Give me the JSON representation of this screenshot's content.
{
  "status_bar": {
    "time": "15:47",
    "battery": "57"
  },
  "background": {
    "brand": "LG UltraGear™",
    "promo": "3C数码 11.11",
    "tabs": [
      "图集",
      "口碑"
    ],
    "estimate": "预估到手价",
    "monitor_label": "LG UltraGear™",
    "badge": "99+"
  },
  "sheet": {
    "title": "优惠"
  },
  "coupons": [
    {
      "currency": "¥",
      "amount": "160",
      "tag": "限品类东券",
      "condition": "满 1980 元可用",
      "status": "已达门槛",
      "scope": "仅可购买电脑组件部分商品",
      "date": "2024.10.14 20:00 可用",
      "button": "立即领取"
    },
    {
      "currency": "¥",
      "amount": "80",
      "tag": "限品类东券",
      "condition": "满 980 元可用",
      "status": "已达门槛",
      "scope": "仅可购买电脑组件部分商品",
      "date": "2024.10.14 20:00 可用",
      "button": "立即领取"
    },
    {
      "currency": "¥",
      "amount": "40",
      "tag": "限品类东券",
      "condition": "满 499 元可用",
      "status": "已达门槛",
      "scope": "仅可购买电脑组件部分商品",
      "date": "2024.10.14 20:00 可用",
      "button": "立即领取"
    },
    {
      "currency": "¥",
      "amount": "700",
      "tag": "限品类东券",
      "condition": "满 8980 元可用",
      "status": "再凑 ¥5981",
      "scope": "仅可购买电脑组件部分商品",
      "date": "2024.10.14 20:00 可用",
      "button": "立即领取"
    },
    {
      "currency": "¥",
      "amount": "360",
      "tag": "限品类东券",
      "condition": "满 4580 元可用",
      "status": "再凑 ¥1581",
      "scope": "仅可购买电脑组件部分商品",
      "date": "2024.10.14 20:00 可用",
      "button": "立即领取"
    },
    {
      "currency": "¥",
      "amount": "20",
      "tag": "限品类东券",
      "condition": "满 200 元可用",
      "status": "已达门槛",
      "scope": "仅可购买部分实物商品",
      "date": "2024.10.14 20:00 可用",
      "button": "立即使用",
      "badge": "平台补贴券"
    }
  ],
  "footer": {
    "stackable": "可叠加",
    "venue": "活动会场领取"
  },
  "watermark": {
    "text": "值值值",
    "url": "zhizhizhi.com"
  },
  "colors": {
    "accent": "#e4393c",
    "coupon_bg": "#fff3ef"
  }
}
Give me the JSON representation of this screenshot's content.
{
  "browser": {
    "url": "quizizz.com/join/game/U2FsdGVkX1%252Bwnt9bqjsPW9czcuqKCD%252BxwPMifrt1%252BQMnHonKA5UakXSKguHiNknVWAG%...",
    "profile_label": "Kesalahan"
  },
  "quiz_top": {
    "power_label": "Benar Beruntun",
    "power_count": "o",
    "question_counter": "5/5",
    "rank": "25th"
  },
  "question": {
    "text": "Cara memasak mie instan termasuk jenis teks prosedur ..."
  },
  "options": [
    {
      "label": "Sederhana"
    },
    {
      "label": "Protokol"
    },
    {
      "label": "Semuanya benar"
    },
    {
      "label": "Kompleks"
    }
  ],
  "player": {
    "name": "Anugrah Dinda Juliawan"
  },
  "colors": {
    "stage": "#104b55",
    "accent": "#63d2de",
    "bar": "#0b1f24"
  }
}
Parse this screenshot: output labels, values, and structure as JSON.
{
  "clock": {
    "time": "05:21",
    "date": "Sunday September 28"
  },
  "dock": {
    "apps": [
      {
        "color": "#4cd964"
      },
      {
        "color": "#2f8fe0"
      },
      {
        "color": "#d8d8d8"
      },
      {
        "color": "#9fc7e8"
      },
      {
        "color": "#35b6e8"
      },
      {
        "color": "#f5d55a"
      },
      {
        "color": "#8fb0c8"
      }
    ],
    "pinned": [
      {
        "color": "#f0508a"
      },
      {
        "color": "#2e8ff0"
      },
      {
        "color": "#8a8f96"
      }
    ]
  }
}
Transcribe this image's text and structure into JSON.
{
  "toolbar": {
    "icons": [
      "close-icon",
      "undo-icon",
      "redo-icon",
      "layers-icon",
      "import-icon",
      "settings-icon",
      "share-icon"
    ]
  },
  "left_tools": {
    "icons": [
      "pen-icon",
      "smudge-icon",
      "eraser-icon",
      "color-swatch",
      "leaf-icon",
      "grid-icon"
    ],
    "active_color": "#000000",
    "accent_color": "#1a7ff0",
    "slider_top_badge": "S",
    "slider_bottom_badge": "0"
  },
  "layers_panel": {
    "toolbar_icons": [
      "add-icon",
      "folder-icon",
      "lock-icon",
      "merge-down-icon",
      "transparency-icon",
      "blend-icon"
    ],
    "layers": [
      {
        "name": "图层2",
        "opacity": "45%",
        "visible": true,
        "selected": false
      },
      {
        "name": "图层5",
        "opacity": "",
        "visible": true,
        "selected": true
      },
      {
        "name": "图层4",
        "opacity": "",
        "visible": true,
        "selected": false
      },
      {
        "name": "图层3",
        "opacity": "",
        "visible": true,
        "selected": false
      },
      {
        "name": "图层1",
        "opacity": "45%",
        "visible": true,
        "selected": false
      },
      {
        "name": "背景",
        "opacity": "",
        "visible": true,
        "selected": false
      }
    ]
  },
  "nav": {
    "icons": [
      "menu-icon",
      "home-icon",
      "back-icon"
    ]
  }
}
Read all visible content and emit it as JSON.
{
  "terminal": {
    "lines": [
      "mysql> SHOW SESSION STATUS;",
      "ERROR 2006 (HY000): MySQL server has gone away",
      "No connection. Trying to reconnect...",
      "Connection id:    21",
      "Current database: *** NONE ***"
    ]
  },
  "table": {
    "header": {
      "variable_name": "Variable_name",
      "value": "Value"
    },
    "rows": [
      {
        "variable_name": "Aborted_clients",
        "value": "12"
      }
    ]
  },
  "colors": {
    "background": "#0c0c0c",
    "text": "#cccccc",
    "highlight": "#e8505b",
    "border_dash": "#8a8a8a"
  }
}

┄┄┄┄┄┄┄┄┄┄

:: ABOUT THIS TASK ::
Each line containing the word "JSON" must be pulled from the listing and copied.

:: ANSWER SECTION ::
Give me the JSON representation of this screenshot's content.
Give me the JSON representation of this screenshot's content.
Parse this screenshot: output labels, values, and structure as JSON.
Transcribe this image's text and structure into JSON.
Read all visible content and emit it as JSON.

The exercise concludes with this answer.